Objective: To evaluate carbamezapine (CBZ) for neuritic pain relief in Guillain-Barré syndrome (GBS) patients in the intensive care unit (ICU).
Design: Prospective, double-blind, randomly allocated cross-over study days.
Setting: ICU in a tertiary care university hospital.
Participants: Twelve consecutive, conscious adult (22-54 yrs) patients with GBS during recovery from the muscular weakness and receiving pressure-support ventilation in the ICU. All patients complained of severe backache and/or leg cramps and tenderness in muscles, and they required opioids for pain relief.
Interventions: CBZ (100 mg every 8 hrs) or equivalent placebo was given to nursing staff in coded powder form. Medication was given to patients through a nasogastric feeding tube. The same coded medicine was given for 3 days, and after a 1-day omission, a second set of coded powder was given for the next 3 days in a randomized, double-blind, crossover fashion.
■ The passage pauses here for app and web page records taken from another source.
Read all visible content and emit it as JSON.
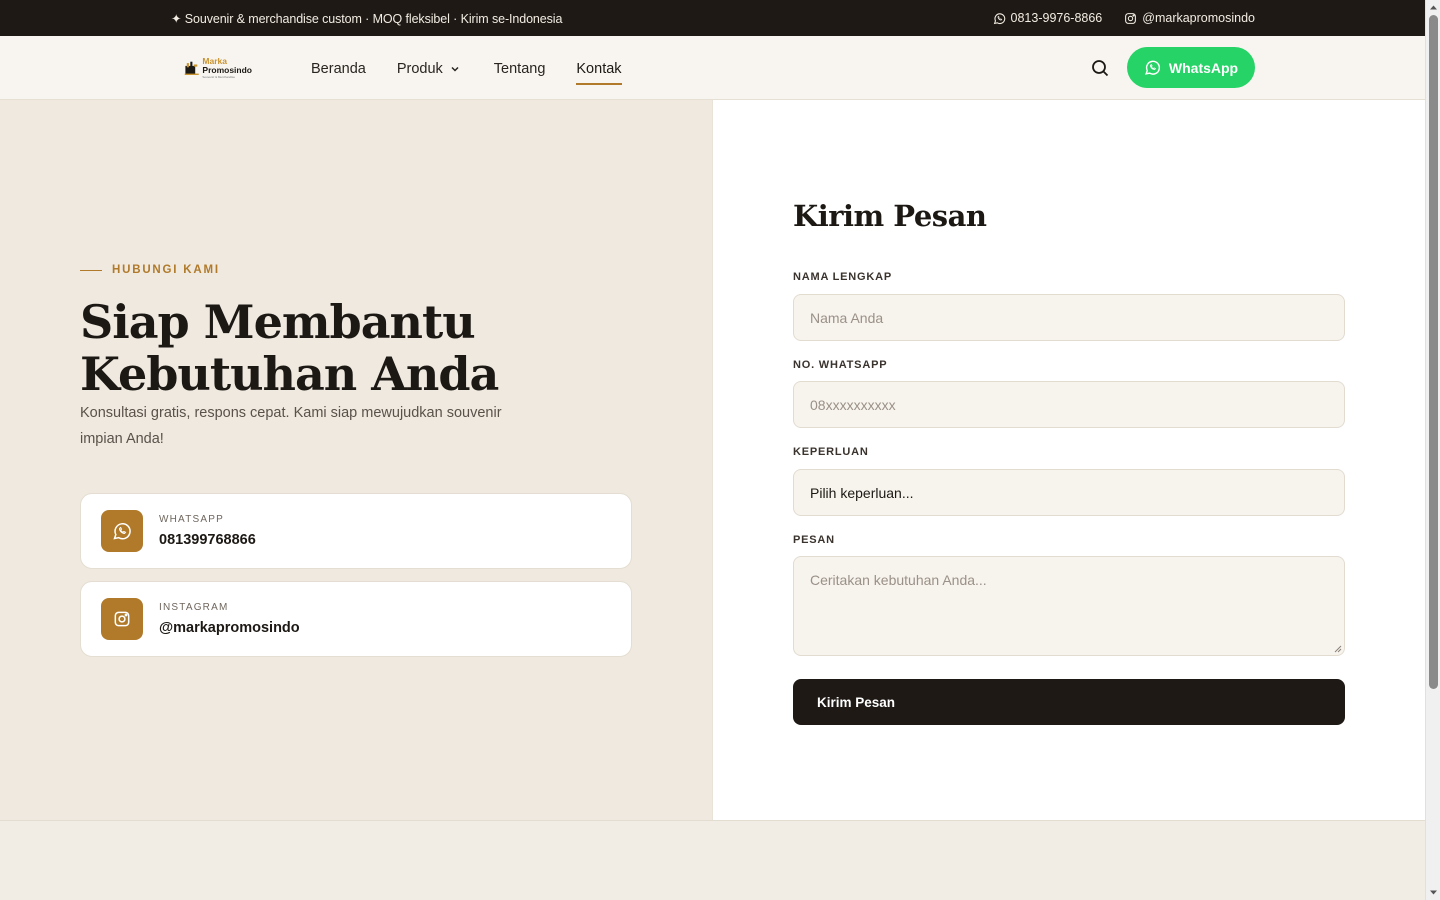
{
  "topbar": {
    "promo": "✦ Souvenir & merchandise custom · MOQ fleksibel · Kirim se-Indonesia",
    "phone": "0813-9976-8866",
    "instagram": "@markapromosindo"
  },
  "header": {
    "logo": {
      "line1": "Marka",
      "line2": "Promosindo",
      "line3": "Souvenir & Merchandise"
    },
    "nav": [
      {
        "label": "Beranda"
      },
      {
        "label": "Produk",
        "icon": "chevron-down-icon"
      },
      {
        "label": "Tentang"
      },
      {
        "label": "Kontak",
        "active": true
      }
    ],
    "search_icon": "search-icon",
    "whatsapp_button": "WhatsApp"
  },
  "hero": {
    "eyebrow": "HUBUNGI KAMI",
    "title_line1": "Siap Membantu",
    "title_line2": "Kebutuhan Anda",
    "subtitle": "Konsultasi gratis, respons cepat. Kami siap mewujudkan souvenir impian Anda!"
  },
  "contacts": [
    {
      "label": "WHATSAPP",
      "value": "081399768866",
      "icon": "whatsapp-icon"
    },
    {
      "label": "INSTAGRAM",
      "value": "@markapromosindo",
      "icon": "instagram-icon"
    }
  ],
  "form": {
    "title": "Kirim Pesan",
    "name_label": "NAMA LENGKAP",
    "name_placeholder": "Nama Anda",
    "wa_label": "NO. WHATSAPP",
    "wa_placeholder": "08xxxxxxxxxx",
    "purpose_label": "KEPERLUAN",
    "purpose_value": "Pilih keperluan...",
    "message_label": "PESAN",
    "message_placeholder": "Ceritakan kebutuhan Anda...",
    "submit": "Kirim Pesan"
  },
  "colors": {
    "accent": "#b07a2a",
    "dark": "#1e1915",
    "whatsapp": "#25d366",
    "left_bg": "#efe9e0"
  }
}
Pethidine (1 mg x kg(-1)) was given intravenously in between, if the pain score was >2. Group 1 (n = 6) patients were given a placebo on the first 3 days, followed by CBZ. Group 2 (n = 6) patients were given CBZ on the first 3 days, followed by a placebo.
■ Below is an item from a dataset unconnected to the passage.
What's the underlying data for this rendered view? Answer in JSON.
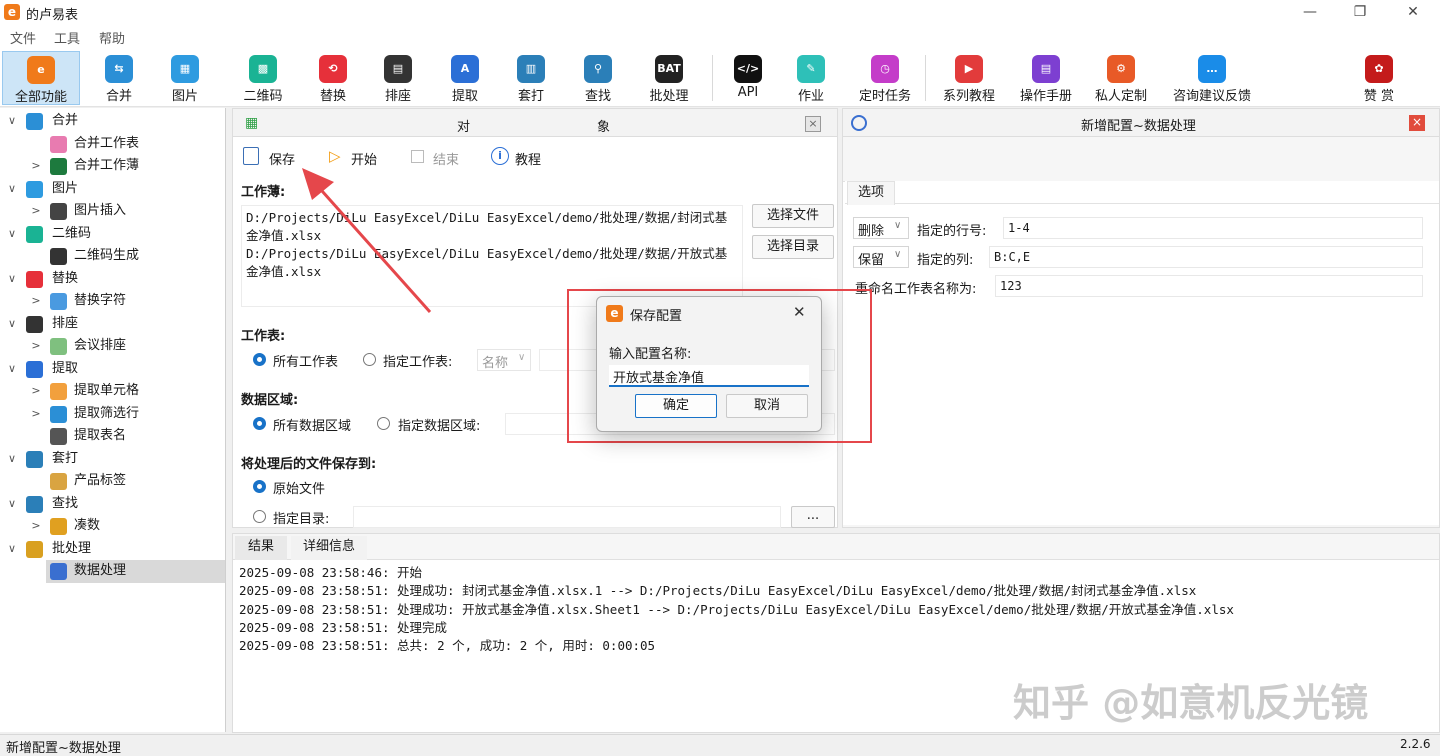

Measurements and main results: In these two study periods of different medications, we observed and scored pain (1, no pain; 5, severe pain), sedation (1, alert; 6, asleep, does not respond to verbal command), and total pethidine requirement per day. In group 1 patients, a significant (p < .001) improvement in the sedation score and a low requirement for pethidine was observed 3 days later, when CBZ was started. However, in group 2 patients, a gradual increase in the pethidine requirement and a high sedation score were noteworthy in the later days of placebo medication. Observations were also analyzed for CBZ days vs. placebo days. Overall, the pain score (1.7 +/- 0.8) during the CBZ period of both regimens was significantly (p < .001) lower than during the placebo days (3.1 +/- 0.9). Significantly higher doses of pethidine (3.7 +/- 0.9 mg/kg/day) were used on the placebo days than on the CBZ days (1.7 +/- 1.0 mg/kg/day).
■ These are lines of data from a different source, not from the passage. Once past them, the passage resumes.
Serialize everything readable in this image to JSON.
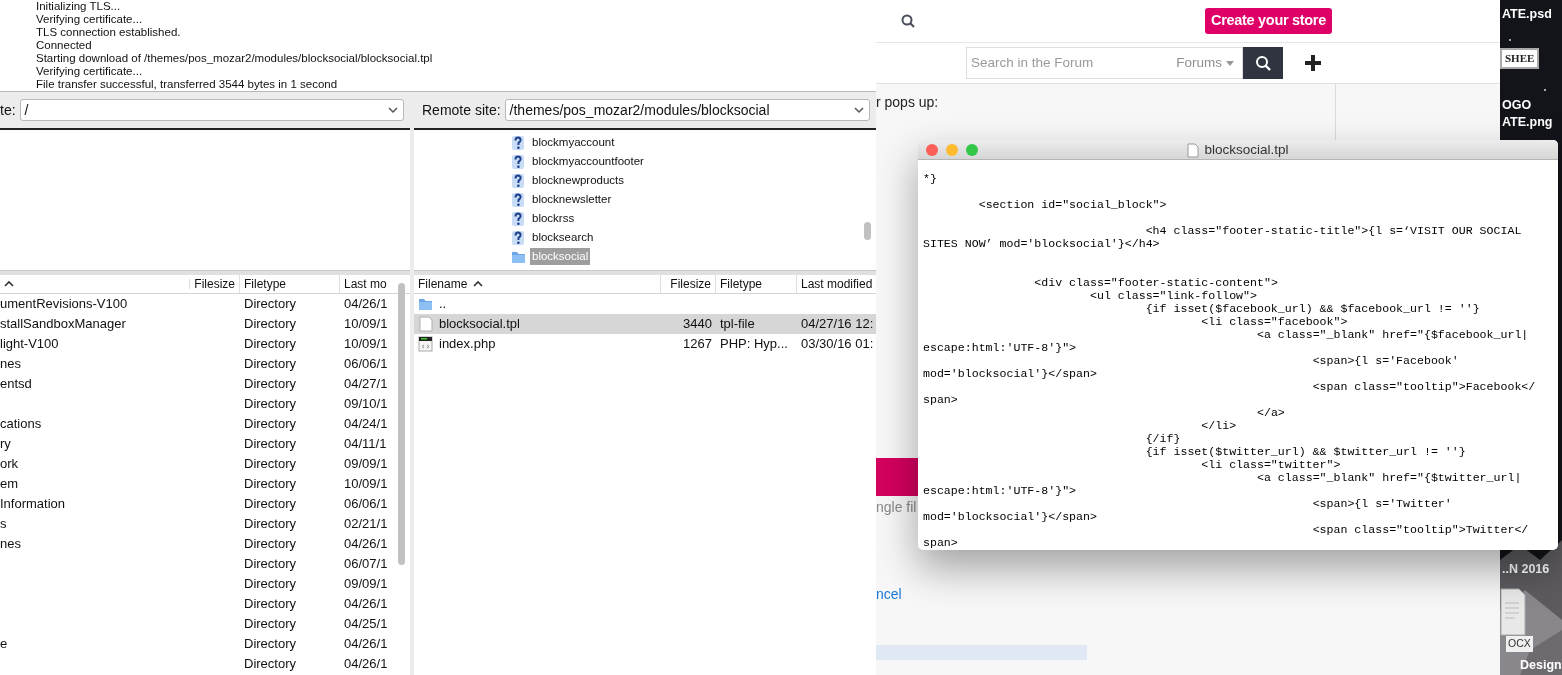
{
  "filezilla": {
    "log": [
      "Initializing TLS...",
      "Verifying certificate...",
      "TLS connection established.",
      "Connected",
      "Starting download of /themes/pos_mozar2/modules/blocksocial/blocksocial.tpl",
      "Verifying certificate...",
      "File transfer successful, transferred 3544 bytes in 1 second"
    ],
    "local": {
      "site_label": "te:",
      "path": "/",
      "columns": [
        {
          "sorted": true
        },
        {
          "label": "Filesize",
          "sorted": false
        },
        {
          "label": "Filetype",
          "sorted": false
        },
        {
          "label": "Last mo",
          "sorted": false
        }
      ],
      "files": [
        {
          "name": "umentRevisions-V100",
          "type": "Directory",
          "modified": "04/26/1",
          "selected": false
        },
        {
          "name": "stallSandboxManager",
          "type": "Directory",
          "modified": "10/09/1",
          "selected": false
        },
        {
          "name": "light-V100",
          "type": "Directory",
          "modified": "10/09/1",
          "selected": false
        },
        {
          "name": "nes",
          "type": "Directory",
          "modified": "06/06/1",
          "selected": false
        },
        {
          "name": "entsd",
          "type": "Directory",
          "modified": "04/27/1",
          "selected": false
        },
        {
          "type": "Directory",
          "modified": "09/10/1",
          "selected": false
        },
        {
          "name": "cations",
          "type": "Directory",
          "modified": "04/24/1",
          "selected": false
        },
        {
          "name": "ry",
          "type": "Directory",
          "modified": "04/11/1",
          "selected": false
        },
        {
          "name": "ork",
          "type": "Directory",
          "modified": "09/09/1",
          "selected": false
        },
        {
          "name": "em",
          "type": "Directory",
          "modified": "10/09/1",
          "selected": false
        },
        {
          "name": "Information",
          "type": "Directory",
          "modified": "06/06/1",
          "selected": false
        },
        {
          "name": "s",
          "type": "Directory",
          "modified": "02/21/1",
          "selected": false
        },
        {
          "name": "nes",
          "type": "Directory",
          "modified": "04/26/1",
          "selected": false
        },
        {
          "type": "Directory",
          "modified": "06/07/1",
          "selected": false
        },
        {
          "type": "Directory",
          "modified": "09/09/1",
          "selected": false
        },
        {
          "type": "Directory",
          "modified": "04/26/1",
          "selected": false
        },
        {
          "type": "Directory",
          "modified": "04/25/1",
          "selected": false
        },
        {
          "name": "e",
          "type": "Directory",
          "modified": "04/26/1",
          "selected": false
        },
        {
          "type": "Directory",
          "modified": "04/26/1",
          "selected": false
        }
      ]
    },
    "remote": {
      "site_label": "Remote site:",
      "path": "/themes/pos_mozar2/modules/blocksocial",
      "tree": [
        {
          "name": "blockmyaccount",
          "kind": "unknown",
          "selected": false
        },
        {
          "name": "blockmyaccountfooter",
          "kind": "unknown",
          "selected": false
        },
        {
          "name": "blocknewproducts",
          "kind": "unknown",
          "selected": false
        },
        {
          "name": "blocknewsletter",
          "kind": "unknown",
          "selected": false
        },
        {
          "name": "blockrss",
          "kind": "unknown",
          "selected": false
        },
        {
          "name": "blocksearch",
          "kind": "unknown",
          "selected": false
        },
        {
          "name": "blocksocial",
          "kind": "folder",
          "selected": true
        }
      ],
      "columns": [
        {
          "label": "Filename",
          "sorted": true
        },
        {
          "label": "Filesize",
          "sorted": false
        },
        {
          "label": "Filetype",
          "sorted": false
        },
        {
          "label": "Last modified",
          "sorted": false
        }
      ],
      "files": [
        {
          "name": "..",
          "kind": "folder",
          "selected": false
        },
        {
          "name": "blocksocial.tpl",
          "kind": "file",
          "size": "3440",
          "type": "tpl-file",
          "modified": "04/27/16 12:",
          "selected": true
        },
        {
          "name": "index.php",
          "kind": "php",
          "size": "1267",
          "type": "PHP: Hyp...",
          "modified": "03/30/16 01:",
          "selected": false
        }
      ]
    }
  },
  "browser": {
    "create_button": "Create your store",
    "search": {
      "placeholder": "Search in the Forum",
      "scope": "Forums"
    },
    "intro_text": "r pops up:",
    "hint_text": "ngle fil",
    "link": "ncel"
  },
  "editor": {
    "title": "blocksocial.tpl",
    "lines": [
      {
        "kind": "code",
        "text": "*}"
      },
      {
        "kind": "blank"
      },
      {
        "kind": "code",
        "text": "\t<section id=\"social_block\">"
      },
      {
        "kind": "blank"
      },
      {
        "kind": "code",
        "text": "\t\t\t\t<h4 class=\"footer-static-title\">{l s=‘VISIT OUR SOCIAL"
      },
      {
        "kind": "code",
        "text": "SITES NOW’ mod='blocksocial'}</h4>"
      },
      {
        "kind": "blank"
      },
      {
        "kind": "blank"
      },
      {
        "kind": "code",
        "text": "\t\t<div class=\"footer-static-content\">"
      },
      {
        "kind": "code",
        "text": "\t\t\t<ul class=\"link-follow\">"
      },
      {
        "kind": "code",
        "text": "\t\t\t\t{if isset($facebook_url) && $facebook_url != ''}"
      },
      {
        "kind": "code",
        "text": "\t\t\t\t\t<li class=\"facebook\">"
      },
      {
        "kind": "code",
        "text": "\t\t\t\t\t\t<a class=\"_blank\" href=\"{$facebook_url|"
      },
      {
        "kind": "code",
        "text": "escape:html:'UTF-8'}\">"
      },
      {
        "kind": "code",
        "text": "\t\t\t\t\t\t\t<span>{l s='Facebook'"
      },
      {
        "kind": "code",
        "text": "mod='blocksocial'}</span>"
      },
      {
        "kind": "code",
        "text": "\t\t\t\t\t\t\t<span class=\"tooltip\">Facebook</"
      },
      {
        "kind": "code",
        "text": "span>"
      },
      {
        "kind": "code",
        "text": "\t\t\t\t\t\t</a>"
      },
      {
        "kind": "code",
        "text": "\t\t\t\t\t</li>"
      },
      {
        "kind": "code",
        "text": "\t\t\t\t{/if}"
      },
      {
        "kind": "code",
        "text": "\t\t\t\t{if isset($twitter_url) && $twitter_url != ''}"
      },
      {
        "kind": "code",
        "text": "\t\t\t\t\t<li class=\"twitter\">"
      },
      {
        "kind": "code",
        "text": "\t\t\t\t\t\t<a class=\"_blank\" href=\"{$twitter_url|"
      },
      {
        "kind": "code",
        "text": "escape:html:'UTF-8'}\">"
      },
      {
        "kind": "code",
        "text": "\t\t\t\t\t\t\t<span>{l s='Twitter'"
      },
      {
        "kind": "code",
        "text": "mod='blocksocial'}</span>"
      },
      {
        "kind": "code",
        "text": "\t\t\t\t\t\t\t<span class=\"tooltip\">Twitter</"
      },
      {
        "kind": "code",
        "text": "span>"
      }
    ]
  },
  "desktop": {
    "items": [
      {
        "label": "ATE.psd",
        "kind": "label"
      },
      {
        "label": "SHEE",
        "kind": "thumb"
      },
      {
        "label": "OGO",
        "kind": "label"
      },
      {
        "label": "ATE.png",
        "kind": "label"
      },
      {
        "label": "..N 2016",
        "kind": "label"
      },
      {
        "label": "OCX",
        "kind": "doc"
      },
      {
        "label": "Design",
        "kind": "label"
      }
    ]
  }
}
Conclusion: The pain in GBS has a dual origin, and we recommend CBZ as an adjuvant to treat pain in GBS patients, during the recovery phase in the ICU, to reduce the narcotic requirement.